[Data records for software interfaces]
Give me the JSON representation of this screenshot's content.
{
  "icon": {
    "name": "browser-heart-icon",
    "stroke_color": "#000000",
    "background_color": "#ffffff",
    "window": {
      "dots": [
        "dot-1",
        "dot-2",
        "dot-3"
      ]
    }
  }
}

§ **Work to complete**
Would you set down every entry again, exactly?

§ **Exercise response**
Give me the JSON representation of this screenshot's content.
{
  "icon": {
    "name": "browser-heart-icon",
    "stroke_color": "#000000",
    "background_color": "#ffffff",
    "window": {
      "dots": [
        "dot-1",
        "dot-2",
        "dot-3"
      ]
    }
  }
}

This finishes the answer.